→ **Activity**: Go through the records and filter out every line lacking the word "生石灰粉"; copy the lines that remain.

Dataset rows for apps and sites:
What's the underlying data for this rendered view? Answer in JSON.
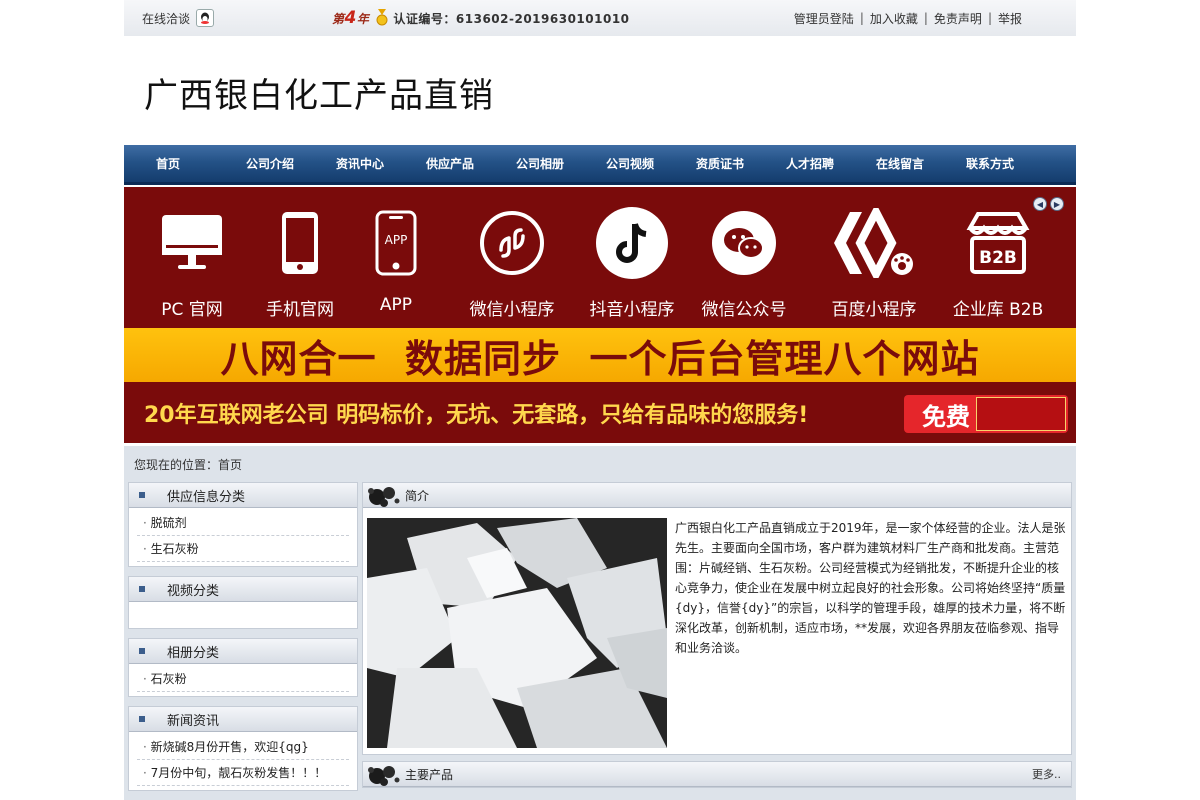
{
  "topbar": {
    "online_label": "在线洽谈",
    "year_prefix": "第",
    "year_num": "4",
    "year_suffix": "年",
    "cert_label": "认证编号：613602-2019630101010",
    "links": [
      "管理员登陆",
      "加入收藏",
      "免责声明",
      "举报"
    ]
  },
  "site": {
    "title": "广西银白化工产品直销"
  },
  "nav": {
    "items": [
      "首页",
      "公司介绍",
      "资讯中心",
      "供应产品",
      "公司相册",
      "公司视频",
      "资质证书",
      "人才招聘",
      "在线留言",
      "联系方式"
    ]
  },
  "banner": {
    "icons": [
      {
        "label": "PC 官网",
        "icon": "monitor-icon"
      },
      {
        "label": "手机官网",
        "icon": "phone-icon"
      },
      {
        "label": "APP",
        "icon": "app-icon"
      },
      {
        "label": "微信小程序",
        "icon": "miniprogram-icon"
      },
      {
        "label": "抖音小程序",
        "icon": "douyin-icon"
      },
      {
        "label": "微信公众号",
        "icon": "wechat-icon"
      },
      {
        "label": "百度小程序",
        "icon": "baidu-icon"
      },
      {
        "label": "企业库 B2B",
        "icon": "b2b-store-icon"
      }
    ],
    "app_text": "APP",
    "b2b_text": "B2B",
    "headline": "八网合一  数据同步  一个后台管理八个网站",
    "slogan": "20年互联网老公司  明码标价，无坑、无套路，只给有品味的您服务!",
    "free_label": "免费",
    "colors": {
      "bg": "#7a0b0b",
      "band": "#ffc20e",
      "slogan": "#ffd84d"
    }
  },
  "breadcrumb": "您现在的位置：首页",
  "sidebar": {
    "boxes": [
      {
        "title": "供应信息分类",
        "items": [
          "脱硫剂",
          "生石灰粉"
        ]
      },
      {
        "title": "视频分类",
        "items": []
      },
      {
        "title": "相册分类",
        "items": [
          "石灰粉"
        ]
      },
      {
        "title": "新闻资讯",
        "items": [
          "新烧碱8月份开售，欢迎{qg}",
          "7月份中旬，靓石灰粉发售！！！"
        ]
      }
    ]
  },
  "intro": {
    "title": "简介",
    "text": "广西银白化工产品直销成立于2019年，是一家个体经营的企业。法人是张先生。主要面向全国市场，客户群为建筑材料厂生产商和批发商。主营范围：片碱经销、生石灰粉。公司经营模式为经销批发，不断提升企业的核心竞争力，使企业在发展中树立起良好的社会形象。公司将始终坚持“质量{dy}，信誉{dy}”的宗旨，以科学的管理手段，雄厚的技术力量，将不断深化改革，创新机制，适应市场，**发展，欢迎各界朋友莅临参观、指导和业务洽谈。"
  },
  "products": {
    "title": "主要产品",
    "more": "更多.."
  }
}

→ **Final answer**:
          "生石灰粉"
    "text": "广西银白化工产品直销成立于2019年，是一家个体经营的企业。法人是张先生。主要面向全国市场，客户群为建筑材料厂生产商和批发商。主营范围：片碱经销、生石灰粉。公司经营模式为经销批发，不断提升企业的核心竞争力，使企业在发展中树立起良好的社会形象。公司将始终坚持“质量{dy}，信誉{dy}”的宗旨，以科学的管理手段，雄厚的技术力量，将不断深化改革，创新机制，适应市场，**发展，欢迎各界朋友莅临参观、指导和业务洽谈。"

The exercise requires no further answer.